Data for processing =>
------------------------------------------------

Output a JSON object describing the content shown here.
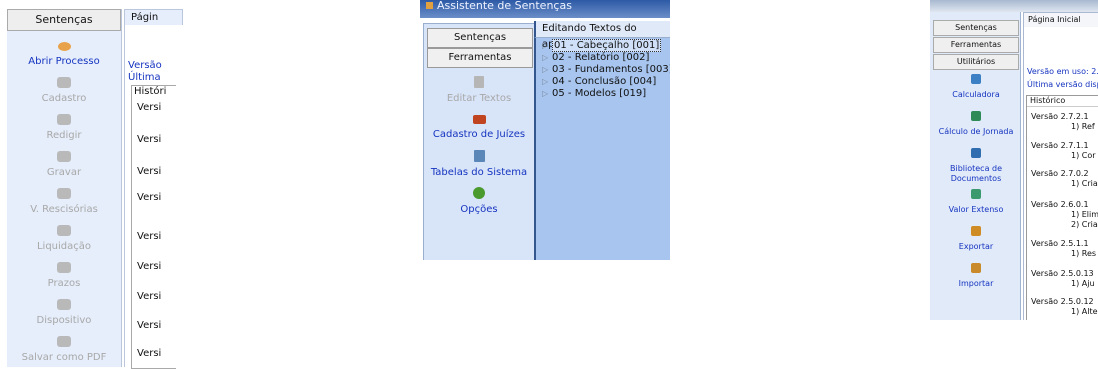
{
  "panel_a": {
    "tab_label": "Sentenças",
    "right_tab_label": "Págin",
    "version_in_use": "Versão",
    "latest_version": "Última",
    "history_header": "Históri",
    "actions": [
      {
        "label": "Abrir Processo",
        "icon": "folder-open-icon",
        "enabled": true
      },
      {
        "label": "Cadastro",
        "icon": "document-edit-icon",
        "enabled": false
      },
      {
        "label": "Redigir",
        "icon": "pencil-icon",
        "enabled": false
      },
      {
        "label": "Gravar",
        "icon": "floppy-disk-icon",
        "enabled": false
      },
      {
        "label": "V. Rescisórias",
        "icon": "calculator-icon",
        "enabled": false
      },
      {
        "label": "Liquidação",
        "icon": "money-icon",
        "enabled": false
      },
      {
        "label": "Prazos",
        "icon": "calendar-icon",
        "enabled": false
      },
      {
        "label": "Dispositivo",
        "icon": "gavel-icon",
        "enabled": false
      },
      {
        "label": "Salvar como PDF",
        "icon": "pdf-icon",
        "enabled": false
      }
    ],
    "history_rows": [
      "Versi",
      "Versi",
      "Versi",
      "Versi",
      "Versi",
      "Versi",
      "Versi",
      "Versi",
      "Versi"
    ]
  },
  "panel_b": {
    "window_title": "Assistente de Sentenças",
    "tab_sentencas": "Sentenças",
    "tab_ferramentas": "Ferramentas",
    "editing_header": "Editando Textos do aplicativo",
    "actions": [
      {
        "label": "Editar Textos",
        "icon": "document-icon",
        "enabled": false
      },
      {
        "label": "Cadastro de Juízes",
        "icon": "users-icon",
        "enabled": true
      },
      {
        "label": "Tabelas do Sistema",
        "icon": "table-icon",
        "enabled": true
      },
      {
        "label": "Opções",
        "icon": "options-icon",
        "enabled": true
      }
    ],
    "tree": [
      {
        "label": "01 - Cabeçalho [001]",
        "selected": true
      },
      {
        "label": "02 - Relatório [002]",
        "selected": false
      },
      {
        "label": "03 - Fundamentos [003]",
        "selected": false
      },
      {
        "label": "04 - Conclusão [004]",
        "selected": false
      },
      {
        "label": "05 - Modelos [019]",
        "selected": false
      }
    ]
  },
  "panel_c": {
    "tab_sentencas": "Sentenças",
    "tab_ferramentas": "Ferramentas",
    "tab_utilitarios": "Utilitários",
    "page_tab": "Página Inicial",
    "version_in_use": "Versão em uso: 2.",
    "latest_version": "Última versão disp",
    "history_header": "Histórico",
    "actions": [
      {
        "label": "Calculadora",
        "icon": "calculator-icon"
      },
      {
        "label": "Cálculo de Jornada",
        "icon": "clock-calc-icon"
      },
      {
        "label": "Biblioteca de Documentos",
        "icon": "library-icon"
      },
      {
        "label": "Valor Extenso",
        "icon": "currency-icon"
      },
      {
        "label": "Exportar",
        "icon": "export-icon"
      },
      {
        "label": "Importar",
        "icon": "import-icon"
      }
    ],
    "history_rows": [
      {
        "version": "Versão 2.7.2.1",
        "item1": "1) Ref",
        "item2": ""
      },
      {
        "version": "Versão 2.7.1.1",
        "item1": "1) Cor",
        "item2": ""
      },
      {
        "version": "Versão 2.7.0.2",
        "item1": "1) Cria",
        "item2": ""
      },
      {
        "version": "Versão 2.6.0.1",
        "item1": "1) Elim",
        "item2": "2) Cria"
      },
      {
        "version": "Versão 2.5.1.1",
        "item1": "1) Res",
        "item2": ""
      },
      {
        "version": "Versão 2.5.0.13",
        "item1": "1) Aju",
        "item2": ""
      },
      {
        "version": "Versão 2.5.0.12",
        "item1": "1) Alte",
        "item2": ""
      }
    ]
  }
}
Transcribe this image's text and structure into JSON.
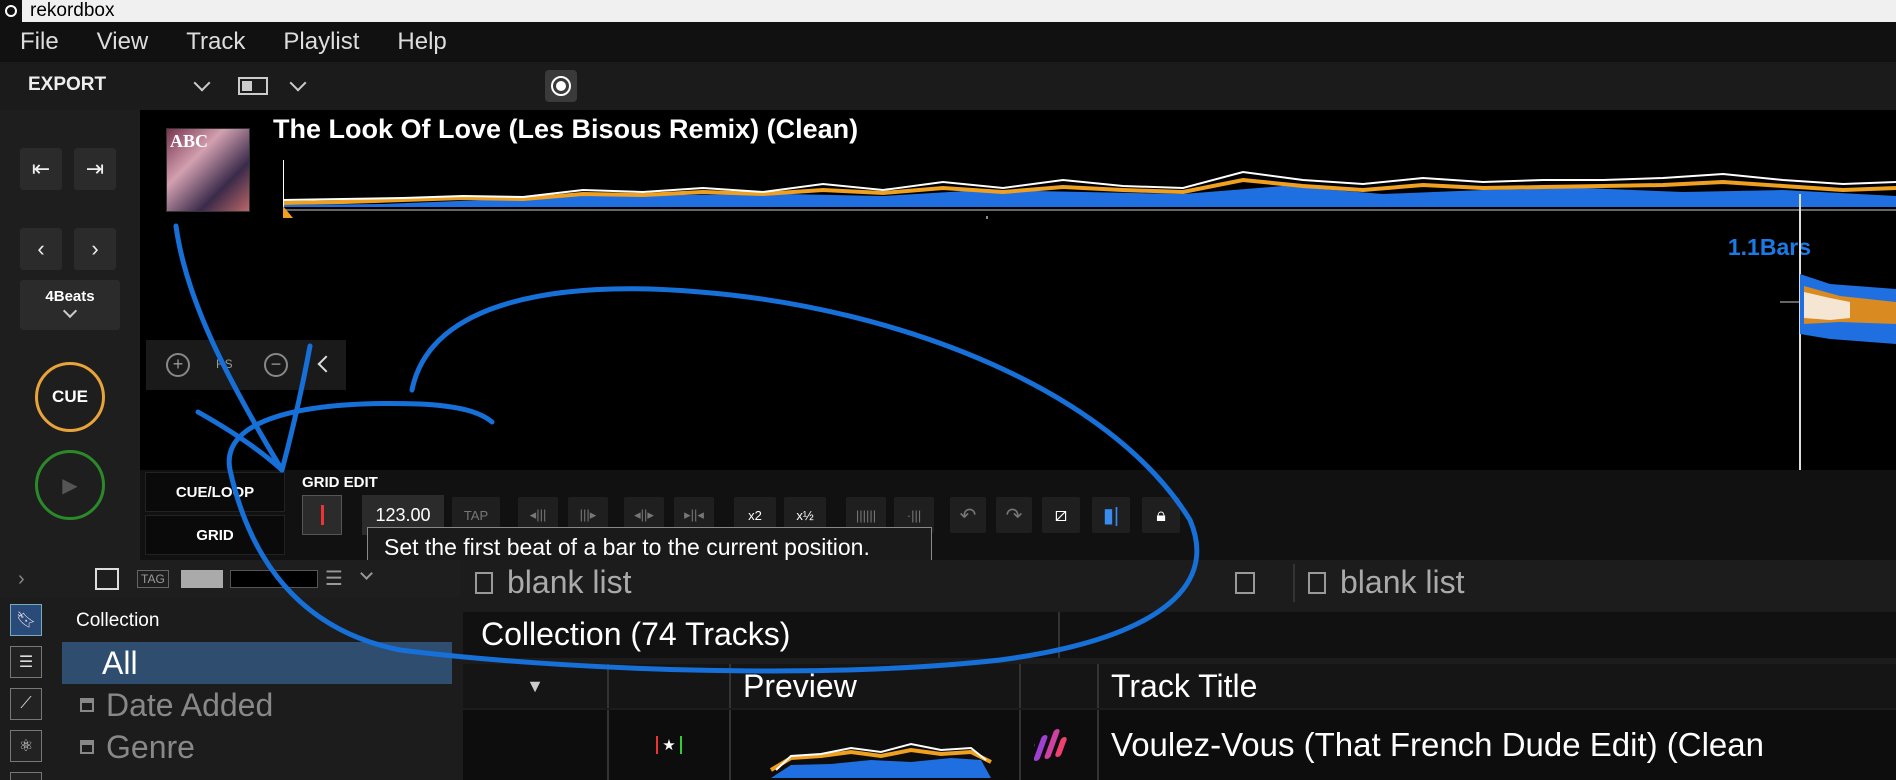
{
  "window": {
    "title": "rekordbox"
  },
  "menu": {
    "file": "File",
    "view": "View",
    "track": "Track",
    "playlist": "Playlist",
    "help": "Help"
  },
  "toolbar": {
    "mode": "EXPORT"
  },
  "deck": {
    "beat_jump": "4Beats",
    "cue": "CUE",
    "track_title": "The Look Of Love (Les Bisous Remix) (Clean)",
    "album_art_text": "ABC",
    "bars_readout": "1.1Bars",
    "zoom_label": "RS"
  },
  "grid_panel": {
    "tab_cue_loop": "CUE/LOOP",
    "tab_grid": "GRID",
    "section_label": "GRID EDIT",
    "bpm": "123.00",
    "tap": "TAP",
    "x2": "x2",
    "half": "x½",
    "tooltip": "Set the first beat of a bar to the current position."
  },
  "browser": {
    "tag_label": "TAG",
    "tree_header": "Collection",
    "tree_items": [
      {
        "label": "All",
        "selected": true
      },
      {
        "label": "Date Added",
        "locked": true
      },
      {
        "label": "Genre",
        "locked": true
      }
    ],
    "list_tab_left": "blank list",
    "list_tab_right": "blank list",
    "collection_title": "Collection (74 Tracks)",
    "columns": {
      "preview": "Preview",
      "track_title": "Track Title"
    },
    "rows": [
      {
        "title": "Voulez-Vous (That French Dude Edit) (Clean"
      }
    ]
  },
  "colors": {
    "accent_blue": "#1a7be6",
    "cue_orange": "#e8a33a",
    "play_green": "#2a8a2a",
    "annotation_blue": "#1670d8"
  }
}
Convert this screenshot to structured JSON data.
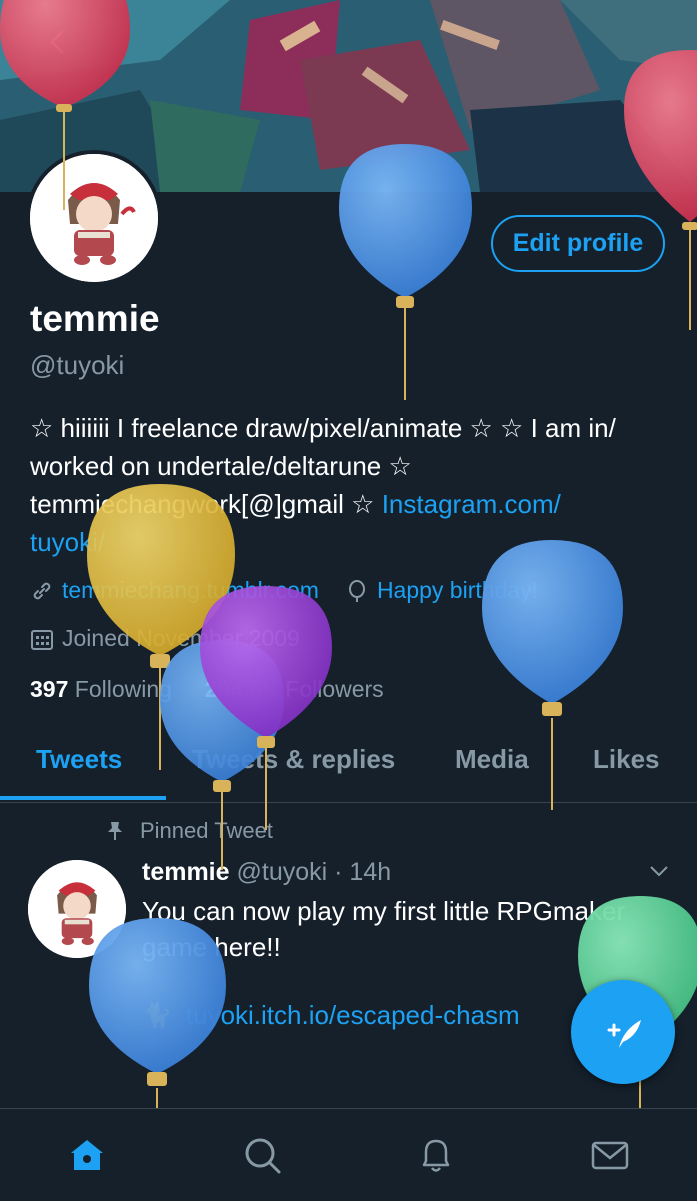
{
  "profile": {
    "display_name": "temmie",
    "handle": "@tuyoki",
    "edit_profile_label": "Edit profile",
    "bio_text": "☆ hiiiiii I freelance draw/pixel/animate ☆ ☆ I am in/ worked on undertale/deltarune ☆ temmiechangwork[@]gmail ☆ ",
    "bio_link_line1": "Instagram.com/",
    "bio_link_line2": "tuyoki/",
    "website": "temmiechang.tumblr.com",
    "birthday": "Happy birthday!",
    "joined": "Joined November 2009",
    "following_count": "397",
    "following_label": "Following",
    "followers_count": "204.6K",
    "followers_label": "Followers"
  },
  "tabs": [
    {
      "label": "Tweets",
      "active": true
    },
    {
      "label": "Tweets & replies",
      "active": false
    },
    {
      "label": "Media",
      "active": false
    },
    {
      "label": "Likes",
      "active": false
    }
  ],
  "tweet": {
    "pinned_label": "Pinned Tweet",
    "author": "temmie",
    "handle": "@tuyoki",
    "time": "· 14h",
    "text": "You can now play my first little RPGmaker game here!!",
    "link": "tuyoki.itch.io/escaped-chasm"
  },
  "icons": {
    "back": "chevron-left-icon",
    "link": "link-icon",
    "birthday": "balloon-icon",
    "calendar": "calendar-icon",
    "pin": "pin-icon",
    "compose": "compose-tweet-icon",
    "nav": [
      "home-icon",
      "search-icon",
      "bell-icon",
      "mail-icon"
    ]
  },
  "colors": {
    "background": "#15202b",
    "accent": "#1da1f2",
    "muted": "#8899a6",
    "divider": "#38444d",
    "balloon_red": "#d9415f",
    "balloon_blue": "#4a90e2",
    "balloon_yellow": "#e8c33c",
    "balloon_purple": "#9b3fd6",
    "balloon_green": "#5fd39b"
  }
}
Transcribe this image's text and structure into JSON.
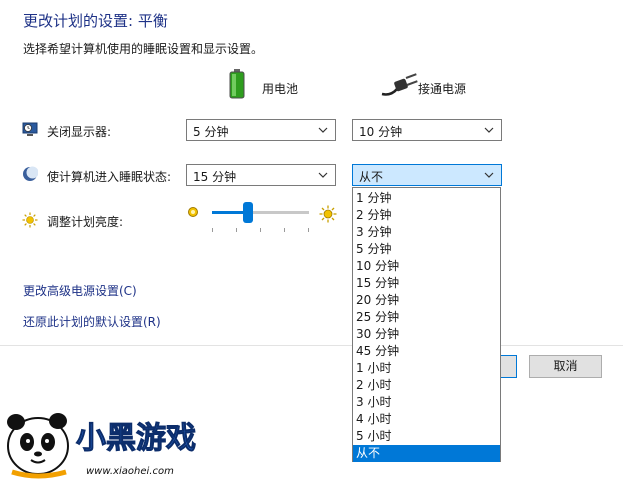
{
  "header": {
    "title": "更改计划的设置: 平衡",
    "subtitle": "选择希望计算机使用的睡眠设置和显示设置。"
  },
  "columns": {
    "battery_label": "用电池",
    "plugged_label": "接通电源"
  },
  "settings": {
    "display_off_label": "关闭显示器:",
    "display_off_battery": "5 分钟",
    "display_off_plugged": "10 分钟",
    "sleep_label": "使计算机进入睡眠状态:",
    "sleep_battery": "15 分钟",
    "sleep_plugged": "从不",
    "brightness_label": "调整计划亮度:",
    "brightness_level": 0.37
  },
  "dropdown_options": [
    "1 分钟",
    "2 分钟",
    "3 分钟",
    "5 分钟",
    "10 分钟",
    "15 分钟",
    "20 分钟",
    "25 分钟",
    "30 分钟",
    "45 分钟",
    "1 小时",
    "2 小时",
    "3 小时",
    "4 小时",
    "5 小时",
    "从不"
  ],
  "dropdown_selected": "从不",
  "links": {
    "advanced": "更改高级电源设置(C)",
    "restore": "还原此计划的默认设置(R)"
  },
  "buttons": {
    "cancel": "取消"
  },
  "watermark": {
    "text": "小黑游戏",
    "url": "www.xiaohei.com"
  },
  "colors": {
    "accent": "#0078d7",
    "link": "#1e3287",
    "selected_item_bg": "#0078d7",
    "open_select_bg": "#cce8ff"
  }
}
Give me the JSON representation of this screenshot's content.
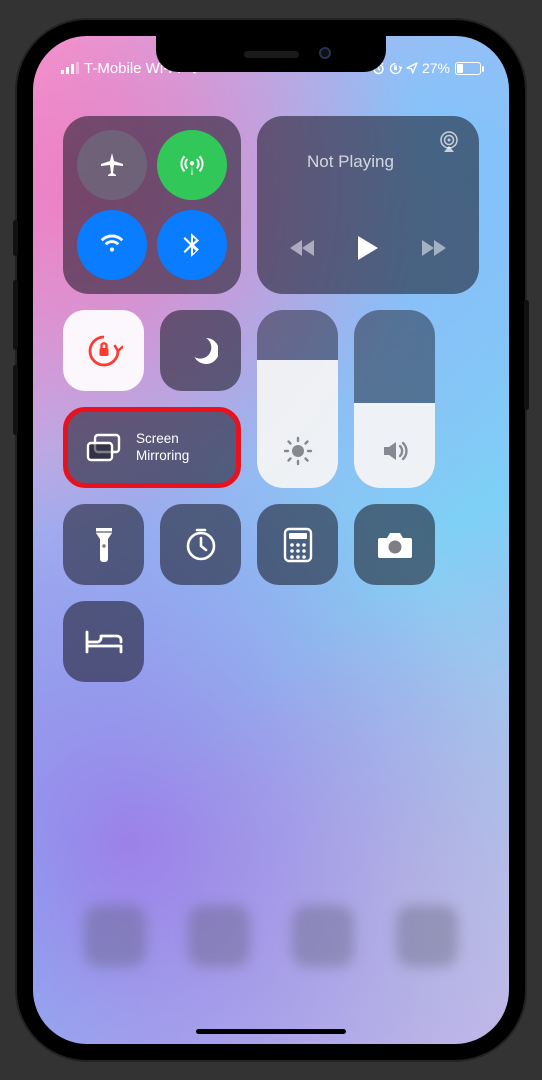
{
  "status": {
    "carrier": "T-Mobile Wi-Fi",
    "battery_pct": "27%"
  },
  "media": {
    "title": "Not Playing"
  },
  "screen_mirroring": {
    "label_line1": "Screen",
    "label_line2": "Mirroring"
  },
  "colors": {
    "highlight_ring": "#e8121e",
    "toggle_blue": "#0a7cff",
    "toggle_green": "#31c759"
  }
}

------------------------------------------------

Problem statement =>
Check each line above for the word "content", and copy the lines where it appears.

Output for this exercise =>
Output a JSON object describing the content shown here.
Give me the JSON representation of this screenshot's content.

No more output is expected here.